((

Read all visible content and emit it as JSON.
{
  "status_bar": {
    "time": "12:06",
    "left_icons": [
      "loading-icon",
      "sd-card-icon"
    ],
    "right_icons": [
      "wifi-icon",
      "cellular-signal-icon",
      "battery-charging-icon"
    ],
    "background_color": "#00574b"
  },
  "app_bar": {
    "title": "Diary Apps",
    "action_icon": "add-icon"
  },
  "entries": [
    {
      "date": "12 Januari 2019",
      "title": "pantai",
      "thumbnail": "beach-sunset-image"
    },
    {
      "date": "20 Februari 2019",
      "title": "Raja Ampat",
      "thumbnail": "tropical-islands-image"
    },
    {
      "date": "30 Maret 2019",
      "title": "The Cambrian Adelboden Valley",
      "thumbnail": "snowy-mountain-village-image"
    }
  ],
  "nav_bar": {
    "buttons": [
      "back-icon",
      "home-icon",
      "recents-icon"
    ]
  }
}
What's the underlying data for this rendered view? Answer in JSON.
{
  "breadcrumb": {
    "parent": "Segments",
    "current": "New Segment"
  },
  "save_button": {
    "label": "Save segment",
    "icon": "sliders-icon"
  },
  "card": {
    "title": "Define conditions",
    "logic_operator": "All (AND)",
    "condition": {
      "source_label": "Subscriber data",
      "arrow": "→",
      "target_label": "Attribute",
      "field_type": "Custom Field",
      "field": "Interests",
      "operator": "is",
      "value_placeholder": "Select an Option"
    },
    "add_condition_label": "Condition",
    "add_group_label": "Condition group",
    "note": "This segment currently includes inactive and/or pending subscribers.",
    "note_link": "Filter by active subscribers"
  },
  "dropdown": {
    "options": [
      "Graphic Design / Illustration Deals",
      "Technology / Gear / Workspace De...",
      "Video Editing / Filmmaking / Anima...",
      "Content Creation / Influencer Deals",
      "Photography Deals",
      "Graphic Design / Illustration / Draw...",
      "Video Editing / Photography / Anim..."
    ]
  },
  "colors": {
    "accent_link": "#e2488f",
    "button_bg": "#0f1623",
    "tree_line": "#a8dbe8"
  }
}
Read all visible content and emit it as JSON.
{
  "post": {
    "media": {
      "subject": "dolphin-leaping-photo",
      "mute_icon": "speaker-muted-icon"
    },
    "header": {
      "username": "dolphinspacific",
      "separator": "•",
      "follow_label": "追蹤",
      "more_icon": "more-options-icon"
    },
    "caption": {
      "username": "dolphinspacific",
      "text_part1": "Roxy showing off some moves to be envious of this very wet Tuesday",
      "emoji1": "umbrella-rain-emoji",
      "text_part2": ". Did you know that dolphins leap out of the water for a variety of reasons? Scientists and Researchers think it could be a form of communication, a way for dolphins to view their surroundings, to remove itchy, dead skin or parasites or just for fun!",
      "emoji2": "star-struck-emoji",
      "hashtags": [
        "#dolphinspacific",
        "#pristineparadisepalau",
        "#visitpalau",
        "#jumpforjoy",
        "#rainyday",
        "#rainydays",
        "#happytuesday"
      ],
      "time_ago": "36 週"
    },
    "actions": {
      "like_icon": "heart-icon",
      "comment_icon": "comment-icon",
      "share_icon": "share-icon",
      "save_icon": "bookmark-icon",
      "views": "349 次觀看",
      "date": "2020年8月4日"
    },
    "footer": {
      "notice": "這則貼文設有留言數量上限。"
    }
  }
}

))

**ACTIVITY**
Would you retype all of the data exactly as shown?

**EXPECTED ANSWER**
Read all visible content and emit it as JSON.
{
  "status_bar": {
    "time": "12:06",
    "left_icons": [
      "loading-icon",
      "sd-card-icon"
    ],
    "right_icons": [
      "wifi-icon",
      "cellular-signal-icon",
      "battery-charging-icon"
    ],
    "background_color": "#00574b"
  },
  "app_bar": {
    "title": "Diary Apps",
    "action_icon": "add-icon"
  },
  "entries": [
    {
      "date": "12 Januari 2019",
      "title": "pantai",
      "thumbnail": "beach-sunset-image"
    },
    {
      "date": "20 Februari 2019",
      "title": "Raja Ampat",
      "thumbnail": "tropical-islands-image"
    },
    {
      "date": "30 Maret 2019",
      "title": "The Cambrian Adelboden Valley",
      "thumbnail": "snowy-mountain-village-image"
    }
  ],
  "nav_bar": {
    "buttons": [
      "back-icon",
      "home-icon",
      "recents-icon"
    ]
  }
}
What's the underlying data for this rendered view? Answer in JSON.
{
  "breadcrumb": {
    "parent": "Segments",
    "current": "New Segment"
  },
  "save_button": {
    "label": "Save segment",
    "icon": "sliders-icon"
  },
  "card": {
    "title": "Define conditions",
    "logic_operator": "All (AND)",
    "condition": {
      "source_label": "Subscriber data",
      "arrow": "→",
      "target_label": "Attribute",
      "field_type": "Custom Field",
      "field": "Interests",
      "operator": "is",
      "value_placeholder": "Select an Option"
    },
    "add_condition_label": "Condition",
    "add_group_label": "Condition group",
    "note": "This segment currently includes inactive and/or pending subscribers.",
    "note_link": "Filter by active subscribers"
  },
  "dropdown": {
    "options": [
      "Graphic Design / Illustration Deals",
      "Technology / Gear / Workspace De...",
      "Video Editing / Filmmaking / Anima...",
      "Content Creation / Influencer Deals",
      "Photography Deals",
      "Graphic Design / Illustration / Draw...",
      "Video Editing / Photography / Anim..."
    ]
  },
  "colors": {
    "accent_link": "#e2488f",
    "button_bg": "#0f1623",
    "tree_line": "#a8dbe8"
  }
}
Read all visible content and emit it as JSON.
{
  "post": {
    "media": {
      "subject": "dolphin-leaping-photo",
      "mute_icon": "speaker-muted-icon"
    },
    "header": {
      "username": "dolphinspacific",
      "separator": "•",
      "follow_label": "追蹤",
      "more_icon": "more-options-icon"
    },
    "caption": {
      "username": "dolphinspacific",
      "text_part1": "Roxy showing off some moves to be envious of this very wet Tuesday",
      "emoji1": "umbrella-rain-emoji",
      "text_part2": ". Did you know that dolphins leap out of the water for a variety of reasons? Scientists and Researchers think it could be a form of communication, a way for dolphins to view their surroundings, to remove itchy, dead skin or parasites or just for fun!",
      "emoji2": "star-struck-emoji",
      "hashtags": [
        "#dolphinspacific",
        "#pristineparadisepalau",
        "#visitpalau",
        "#jumpforjoy",
        "#rainyday",
        "#rainydays",
        "#happytuesday"
      ],
      "time_ago": "36 週"
    },
    "actions": {
      "like_icon": "heart-icon",
      "comment_icon": "comment-icon",
      "share_icon": "share-icon",
      "save_icon": "bookmark-icon",
      "views": "349 次觀看",
      "date": "2020年8月4日"
    },
    "footer": {
      "notice": "這則貼文設有留言數量上限。"
    }
  }
}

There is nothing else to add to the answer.